Assignment
From the records that follow, copy every line in which "true" appears.
(Material shown Opens)
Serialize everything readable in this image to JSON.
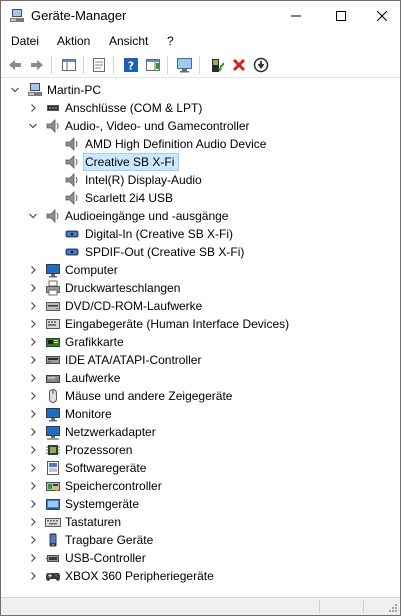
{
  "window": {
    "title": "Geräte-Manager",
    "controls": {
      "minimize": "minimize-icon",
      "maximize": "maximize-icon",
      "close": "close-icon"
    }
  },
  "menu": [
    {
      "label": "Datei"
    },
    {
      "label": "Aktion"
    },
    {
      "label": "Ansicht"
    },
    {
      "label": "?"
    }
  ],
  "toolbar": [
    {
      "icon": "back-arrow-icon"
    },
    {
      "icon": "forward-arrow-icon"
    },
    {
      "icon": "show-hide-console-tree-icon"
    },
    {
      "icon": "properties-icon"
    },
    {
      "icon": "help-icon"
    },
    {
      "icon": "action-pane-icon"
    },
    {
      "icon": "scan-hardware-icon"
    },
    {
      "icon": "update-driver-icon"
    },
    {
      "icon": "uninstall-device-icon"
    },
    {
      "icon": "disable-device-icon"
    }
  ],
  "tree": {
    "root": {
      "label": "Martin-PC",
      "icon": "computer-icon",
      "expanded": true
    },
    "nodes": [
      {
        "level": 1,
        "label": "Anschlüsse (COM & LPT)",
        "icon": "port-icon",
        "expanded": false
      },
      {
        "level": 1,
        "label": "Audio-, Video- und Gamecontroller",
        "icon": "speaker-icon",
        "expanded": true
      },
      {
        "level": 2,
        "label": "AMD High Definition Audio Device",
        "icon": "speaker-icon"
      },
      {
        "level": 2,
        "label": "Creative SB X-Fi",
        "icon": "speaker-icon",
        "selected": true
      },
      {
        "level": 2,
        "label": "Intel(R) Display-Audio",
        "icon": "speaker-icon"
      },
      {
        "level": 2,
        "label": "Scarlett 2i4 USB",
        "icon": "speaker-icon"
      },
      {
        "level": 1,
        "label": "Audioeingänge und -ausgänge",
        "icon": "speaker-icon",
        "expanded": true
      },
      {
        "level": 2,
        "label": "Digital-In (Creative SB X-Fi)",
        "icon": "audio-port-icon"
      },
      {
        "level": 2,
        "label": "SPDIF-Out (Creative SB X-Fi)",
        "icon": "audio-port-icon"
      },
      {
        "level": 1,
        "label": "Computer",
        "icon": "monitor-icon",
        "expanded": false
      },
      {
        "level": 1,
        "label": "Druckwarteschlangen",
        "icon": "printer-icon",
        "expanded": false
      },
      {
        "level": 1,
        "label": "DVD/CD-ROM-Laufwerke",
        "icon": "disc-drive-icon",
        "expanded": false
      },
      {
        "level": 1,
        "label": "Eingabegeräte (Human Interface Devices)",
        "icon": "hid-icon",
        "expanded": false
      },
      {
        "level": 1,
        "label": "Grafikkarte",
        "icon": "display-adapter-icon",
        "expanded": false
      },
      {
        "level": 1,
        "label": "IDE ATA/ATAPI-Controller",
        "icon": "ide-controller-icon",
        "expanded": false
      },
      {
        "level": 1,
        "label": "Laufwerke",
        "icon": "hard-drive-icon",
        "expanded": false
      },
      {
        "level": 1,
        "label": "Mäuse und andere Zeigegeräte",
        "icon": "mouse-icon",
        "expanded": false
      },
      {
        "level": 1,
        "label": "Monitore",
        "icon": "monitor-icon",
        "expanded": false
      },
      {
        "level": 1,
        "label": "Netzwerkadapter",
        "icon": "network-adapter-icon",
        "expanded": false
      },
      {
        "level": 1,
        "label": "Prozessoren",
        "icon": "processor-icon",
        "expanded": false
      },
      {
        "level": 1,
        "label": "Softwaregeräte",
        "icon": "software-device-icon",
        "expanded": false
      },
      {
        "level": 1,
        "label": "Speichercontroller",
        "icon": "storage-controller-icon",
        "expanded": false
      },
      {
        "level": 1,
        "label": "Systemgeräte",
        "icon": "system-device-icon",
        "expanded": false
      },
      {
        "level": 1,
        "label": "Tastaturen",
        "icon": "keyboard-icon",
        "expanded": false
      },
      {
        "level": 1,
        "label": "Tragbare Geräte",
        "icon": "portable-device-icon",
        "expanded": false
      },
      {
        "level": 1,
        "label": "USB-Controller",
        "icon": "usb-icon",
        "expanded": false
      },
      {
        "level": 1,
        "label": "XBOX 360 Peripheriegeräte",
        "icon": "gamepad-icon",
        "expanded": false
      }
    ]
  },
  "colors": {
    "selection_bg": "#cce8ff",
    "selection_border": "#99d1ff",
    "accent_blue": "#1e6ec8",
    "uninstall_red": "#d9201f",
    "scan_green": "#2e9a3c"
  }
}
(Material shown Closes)
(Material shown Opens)
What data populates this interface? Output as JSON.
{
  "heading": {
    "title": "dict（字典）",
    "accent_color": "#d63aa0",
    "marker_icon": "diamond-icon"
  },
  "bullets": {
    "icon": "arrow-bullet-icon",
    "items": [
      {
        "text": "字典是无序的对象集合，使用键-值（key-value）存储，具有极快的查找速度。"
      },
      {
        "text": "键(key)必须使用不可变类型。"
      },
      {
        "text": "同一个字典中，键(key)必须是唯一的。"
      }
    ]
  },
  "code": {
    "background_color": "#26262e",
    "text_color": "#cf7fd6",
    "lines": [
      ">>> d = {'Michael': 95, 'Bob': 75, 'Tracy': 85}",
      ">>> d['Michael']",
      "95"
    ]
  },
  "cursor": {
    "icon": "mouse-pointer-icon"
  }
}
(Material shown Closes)
Reply to the exercise
      "expanded": true
        "expanded": true
        "selected": true
        "expanded": true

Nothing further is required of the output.